Government admits to inactivity over gaming ban, with no arrests and business closures so far. Yet, consumers and tech startups await High Court decisions as debate and uncertainty continue.
No-one in Custody So Far
Karnataka government representatives have confirmed to High Court judges that no particular action has been taken against online gaming companies in the wake of the blanket ban on games for money enacted last month. The law foresees coercive action against both consumers and digital businesses related to paid online games, including heavy fines and imprisonment.
The Advocate General appearing for the government testified verbally that no such measures have been taken yet. The news is encouraging to the gaming industry after a group of companies had submitted a court petition opposing the act. While the surprising admission does not officially decriminalize gaming for stakes, it only raises the uncertainty surrounding the legislation. A host of businesses remain unable to plan for their potential relocation and ultimate survival.

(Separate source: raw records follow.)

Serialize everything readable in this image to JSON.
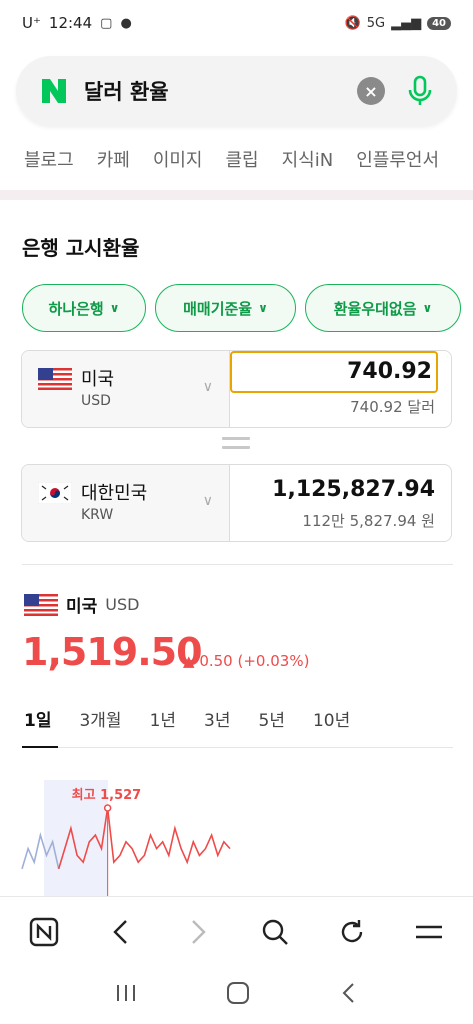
{
  "status_bar": {
    "carrier": "U⁺",
    "time": "12:44",
    "network": "5G",
    "battery": "40"
  },
  "search": {
    "query": "달러 환율",
    "logo": "N"
  },
  "categories": [
    "블로그",
    "카페",
    "이미지",
    "클립",
    "지식iN",
    "인플루언서"
  ],
  "section_title": "은행 고시환율",
  "chips": [
    {
      "label": "하나은행"
    },
    {
      "label": "매매기준율"
    },
    {
      "label": "환율우대없음"
    }
  ],
  "converter": {
    "from": {
      "name": "미국",
      "code": "USD",
      "value": "740.92",
      "sub": "740.92 달러"
    },
    "to": {
      "name": "대한민국",
      "code": "KRW",
      "value": "1,125,827.94",
      "sub": "112만 5,827.94 원"
    }
  },
  "rate": {
    "name": "미국",
    "code": "USD",
    "value": "1,519.50",
    "change": "0.50 (+0.03%)",
    "change_direction": "up",
    "accent": "#ee4b4b"
  },
  "periods": [
    "1일",
    "3개월",
    "1년",
    "3년",
    "5년",
    "10년"
  ],
  "chart_data": {
    "type": "line",
    "annotation": "최고 1,527",
    "series": [
      {
        "values": [
          1518,
          1521,
          1519,
          1523,
          1520,
          1522,
          1518,
          1521,
          1524,
          1520,
          1519,
          1522,
          1523,
          1521,
          1527,
          1519,
          1520,
          1522,
          1521,
          1519,
          1520,
          1523,
          1521,
          1522,
          1520,
          1524,
          1521,
          1519,
          1522,
          1520,
          1521,
          1523,
          1520,
          1522,
          1521
        ]
      }
    ]
  },
  "colors": {
    "brand_green": "#03c75a",
    "chip_green": "#0f9a48",
    "input_border": "#e8a500"
  }
}
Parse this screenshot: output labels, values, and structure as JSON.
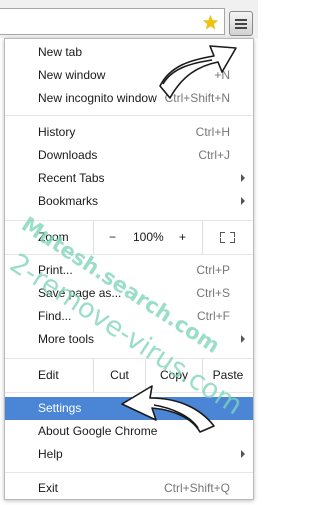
{
  "toolbar": {
    "star_icon": "bookmark-star-icon",
    "menu_icon": "hamburger-menu-icon"
  },
  "menu": {
    "group1": [
      {
        "label": "New tab",
        "shortcut": ""
      },
      {
        "label": "New window",
        "shortcut": "+N"
      },
      {
        "label": "New incognito window",
        "shortcut": "Ctrl+Shift+N"
      }
    ],
    "group2": [
      {
        "label": "History",
        "shortcut": "Ctrl+H",
        "submenu": false
      },
      {
        "label": "Downloads",
        "shortcut": "Ctrl+J",
        "submenu": false
      },
      {
        "label": "Recent Tabs",
        "shortcut": "",
        "submenu": true
      },
      {
        "label": "Bookmarks",
        "shortcut": "",
        "submenu": true
      }
    ],
    "zoom": {
      "label": "Zoom",
      "minus": "−",
      "value": "100%",
      "plus": "+"
    },
    "group3": [
      {
        "label": "Print...",
        "shortcut": "Ctrl+P",
        "submenu": false
      },
      {
        "label": "Save page as...",
        "shortcut": "Ctrl+S",
        "submenu": false
      },
      {
        "label": "Find...",
        "shortcut": "Ctrl+F",
        "submenu": false
      },
      {
        "label": "More tools",
        "shortcut": "",
        "submenu": true
      }
    ],
    "edit": {
      "label": "Edit",
      "cut": "Cut",
      "copy": "Copy",
      "paste": "Paste"
    },
    "group4": [
      {
        "label": "Settings",
        "shortcut": "",
        "submenu": false,
        "selected": true
      },
      {
        "label": "About Google Chrome",
        "shortcut": "",
        "submenu": false
      },
      {
        "label": "Help",
        "shortcut": "",
        "submenu": true
      }
    ],
    "exit": {
      "label": "Exit",
      "shortcut": "Ctrl+Shift+Q"
    }
  },
  "watermark": {
    "line1": "Mutesh.search.com",
    "line2": "2-remove-virus.com"
  },
  "colors": {
    "selected": "#4b86d6",
    "watermark": "#7fd6b8"
  }
}
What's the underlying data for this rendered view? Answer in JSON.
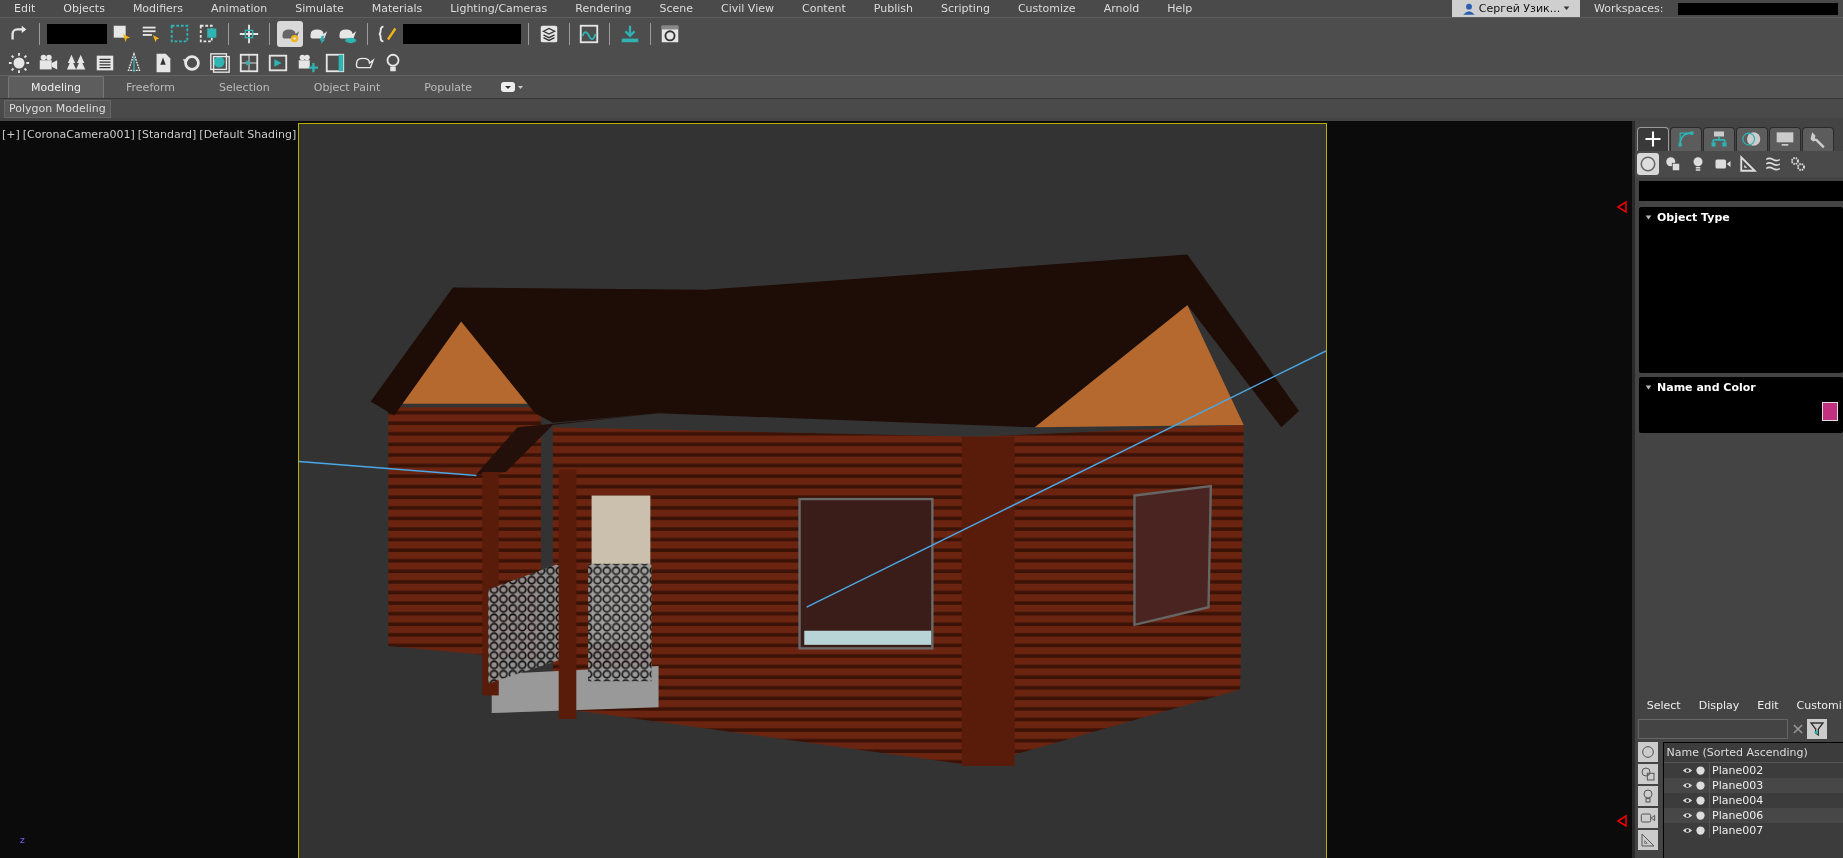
{
  "menu_bar": {
    "items": [
      "Edit",
      "Objects",
      "Modifiers",
      "Animation",
      "Simulate",
      "Materials",
      "Lighting/Cameras",
      "Rendering",
      "Scene",
      "Civil View",
      "Content",
      "Publish",
      "Scripting",
      "Customize",
      "Arnold",
      "Help"
    ],
    "user": "Сергей Узик...",
    "workspaces_label": "Workspaces:"
  },
  "ribbon": {
    "tabs": [
      {
        "label": "Modeling",
        "selected": true
      },
      {
        "label": "Freeform",
        "selected": false
      },
      {
        "label": "Selection",
        "selected": false
      },
      {
        "label": "Object Paint",
        "selected": false
      },
      {
        "label": "Populate",
        "selected": false
      }
    ],
    "panel_label": "Polygon Modeling"
  },
  "viewport": {
    "labels": [
      "[+]",
      "[CoronaCamera001]",
      "[Standard]",
      "[Default Shading]"
    ],
    "axis_label": "z"
  },
  "command_panel": {
    "tabs": [
      {
        "selected": true
      },
      {
        "selected": false
      },
      {
        "selected": false
      },
      {
        "selected": false
      },
      {
        "selected": false
      },
      {
        "selected": false
      }
    ],
    "categories": [
      {
        "selected": true
      },
      {
        "selected": false
      },
      {
        "selected": false
      },
      {
        "selected": false
      },
      {
        "selected": false
      },
      {
        "selected": false
      },
      {
        "selected": false
      }
    ],
    "rollouts": [
      {
        "title": "Object Type",
        "expanded": true
      },
      {
        "title": "Name and Color",
        "expanded": true,
        "color": "#c2307f"
      }
    ]
  },
  "scene_explorer": {
    "menu": [
      "Select",
      "Display",
      "Edit",
      "Customi"
    ],
    "column": "Name (Sorted Ascending)",
    "rows": [
      {
        "name": "Plane002"
      },
      {
        "name": "Plane003"
      },
      {
        "name": "Plane004"
      },
      {
        "name": "Plane006"
      },
      {
        "name": "Plane007"
      }
    ]
  }
}
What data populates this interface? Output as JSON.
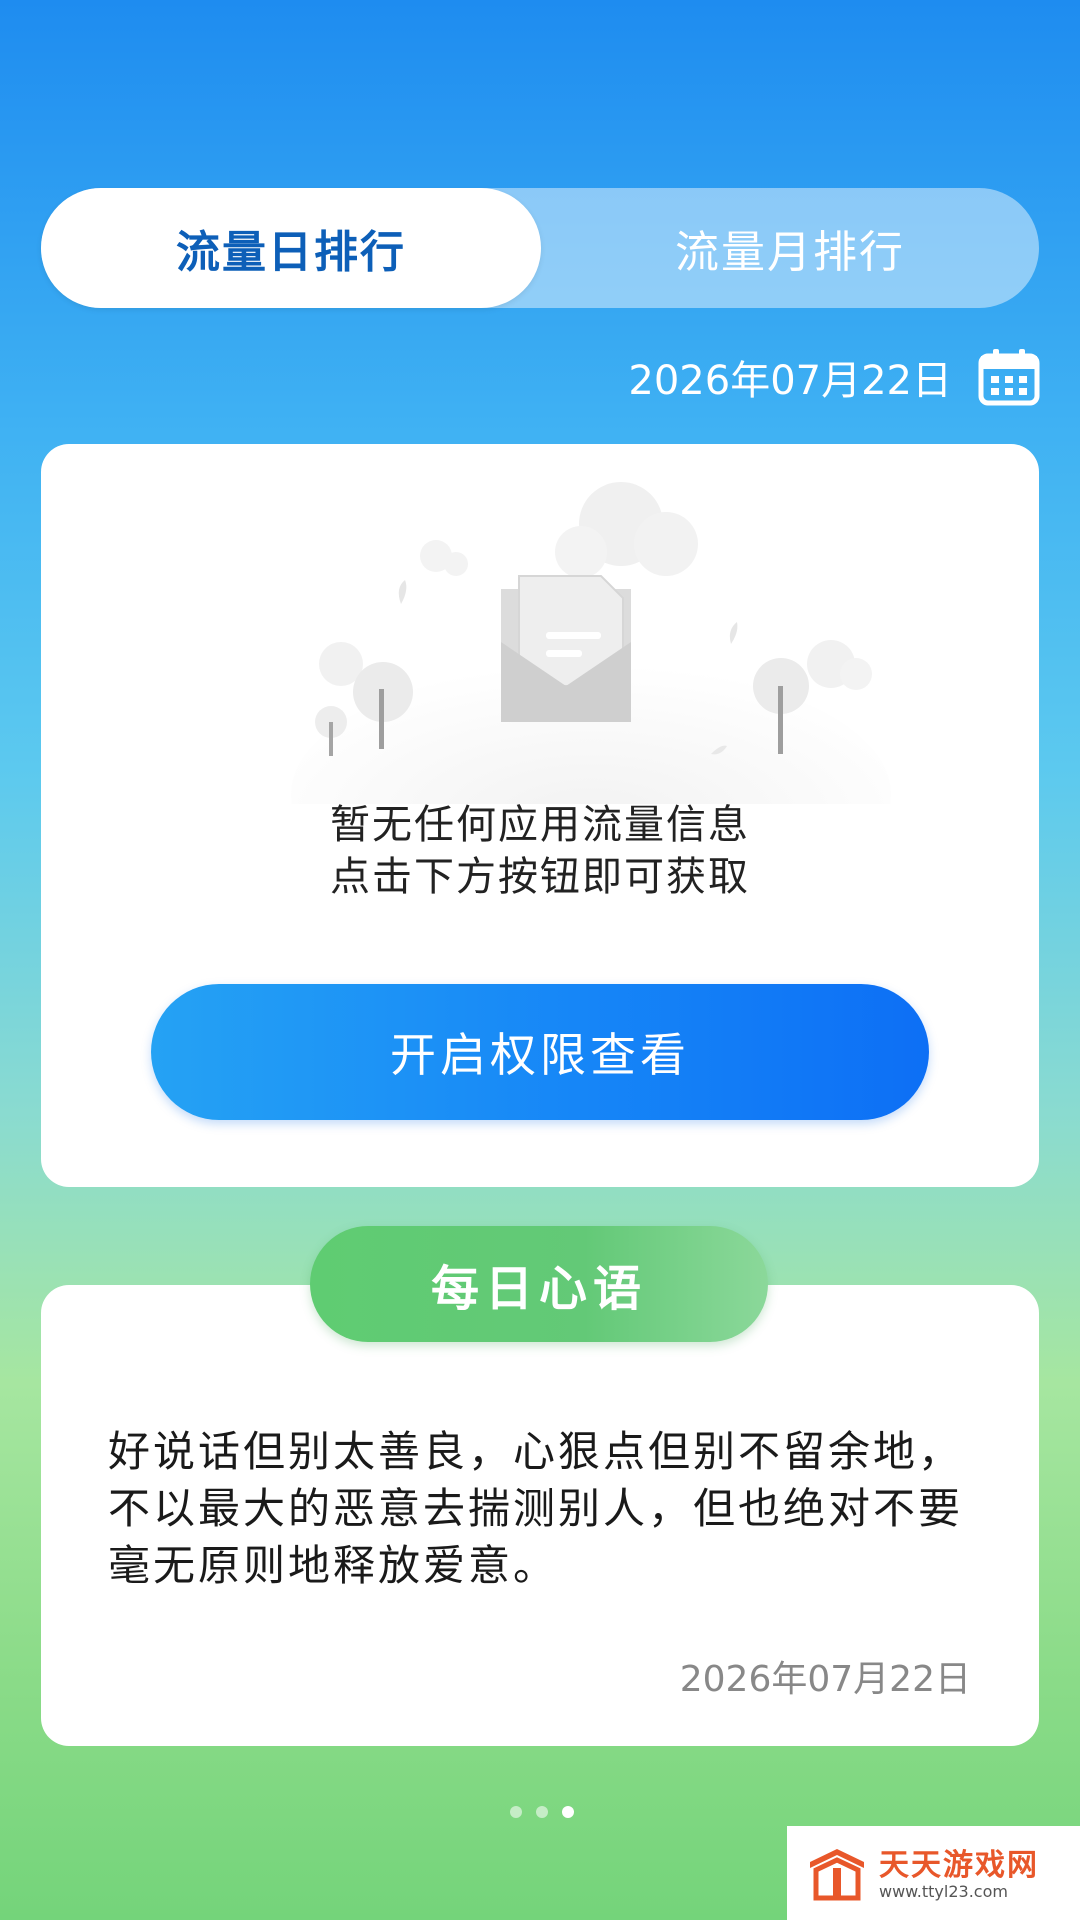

The Police (Amendment) Bill of 2021 excluded horse racing and online lottery in Karnataka from the list of banned games for real money. However, it also ignored previous court decisions and constitutional definitions upholding skill games as a legitimate business pursuit. Several other pending petitions and objections need answers at various court levels, gaming associations remind.
Skill, Business or Mere Politics
Industry studies highlight another important contradiction in Indian policy on legal gambling – lottery, the largest and most popular form of real-money gaming remains possible, both online and offline. State run schemes remain the main option for many desi players while there is growing awareness of online retail options.
Market statistics are undeniable, state by state and overall – local ticket resellers and offshore alternatives attract hundreds of millions of Indian players. Lottery is both a tradition in a way, as much as a means for governments to fill up their coffers. Some fund welfare programs, widely publicizing the fact to the public.
Then there’s the question of offshore competition. In a globalized world and unlimited internet competition, it is practically impossible to keep foreign gaming companies away from India’s large and attractive market. Desi companies stand to lose a lot if they are actively pursued while offshore games abound.
Politicians like to stress one claim: online gaming bans protect “the people”, they serve their interest. Yet they have no scruples supporting the lottery mass-market and many have been seen at glitzy horse-racing events in the past. More importantly, little has been done to promote India’s gaming studios and protect them from illegal competition.
Wagering on casual skill games and legitimate people favorites like rummy or poker has never been put into question over the years. The fact of the matter is that online accounts, profile settings and licensed gaming companies can offer a pragmatic way of combatting abuse and problem gambling. Plainly shutting down desi tech businesses, as an apparently popular measure, serves neither India’s competitiveness as a global digital player nor its people.